**Exercise objective**
Reproduce each line of the entries that carries "Type".

[Component data from apps and pages]
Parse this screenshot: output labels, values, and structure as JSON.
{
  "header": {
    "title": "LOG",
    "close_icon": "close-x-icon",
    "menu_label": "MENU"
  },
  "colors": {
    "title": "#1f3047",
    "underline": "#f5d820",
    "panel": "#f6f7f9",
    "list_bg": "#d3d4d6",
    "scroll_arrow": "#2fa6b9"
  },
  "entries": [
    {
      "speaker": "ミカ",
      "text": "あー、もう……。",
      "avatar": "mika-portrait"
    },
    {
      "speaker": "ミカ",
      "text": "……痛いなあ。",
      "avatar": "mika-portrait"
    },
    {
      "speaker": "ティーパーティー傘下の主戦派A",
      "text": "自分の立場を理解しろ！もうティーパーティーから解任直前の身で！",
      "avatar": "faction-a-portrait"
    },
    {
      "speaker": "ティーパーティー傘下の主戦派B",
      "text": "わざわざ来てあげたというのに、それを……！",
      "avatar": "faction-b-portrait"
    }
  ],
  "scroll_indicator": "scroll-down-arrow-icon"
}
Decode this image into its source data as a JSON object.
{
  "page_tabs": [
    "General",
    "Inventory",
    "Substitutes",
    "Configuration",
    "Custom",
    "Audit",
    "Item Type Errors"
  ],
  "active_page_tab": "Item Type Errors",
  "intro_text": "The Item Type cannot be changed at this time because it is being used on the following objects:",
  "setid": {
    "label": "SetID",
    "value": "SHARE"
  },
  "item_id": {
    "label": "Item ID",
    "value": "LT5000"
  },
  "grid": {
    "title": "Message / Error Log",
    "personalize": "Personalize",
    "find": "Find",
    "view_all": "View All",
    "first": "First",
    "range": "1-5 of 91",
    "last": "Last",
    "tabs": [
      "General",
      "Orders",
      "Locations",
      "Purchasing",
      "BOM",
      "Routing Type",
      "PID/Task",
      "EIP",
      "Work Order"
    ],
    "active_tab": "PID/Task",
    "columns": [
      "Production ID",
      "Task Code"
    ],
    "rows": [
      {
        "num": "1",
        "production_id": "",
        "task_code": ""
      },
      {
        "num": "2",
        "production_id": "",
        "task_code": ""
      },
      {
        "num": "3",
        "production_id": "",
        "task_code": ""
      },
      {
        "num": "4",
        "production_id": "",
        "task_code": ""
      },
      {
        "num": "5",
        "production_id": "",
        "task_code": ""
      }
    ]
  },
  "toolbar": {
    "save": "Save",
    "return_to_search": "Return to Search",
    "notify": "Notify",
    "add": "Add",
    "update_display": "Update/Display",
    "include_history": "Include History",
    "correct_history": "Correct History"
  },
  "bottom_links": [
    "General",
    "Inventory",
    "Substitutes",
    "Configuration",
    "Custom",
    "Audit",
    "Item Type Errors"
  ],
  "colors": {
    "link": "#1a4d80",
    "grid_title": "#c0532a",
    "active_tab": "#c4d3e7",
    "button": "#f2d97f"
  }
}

**Response box**
    "Item Type Errors"
  "active_page_tab": "Item Type Errors",
  "intro_text": "The Item Type cannot be changed at this time because it is being used on the following objects:",
      "Routing Type",
    "Item Type Errors"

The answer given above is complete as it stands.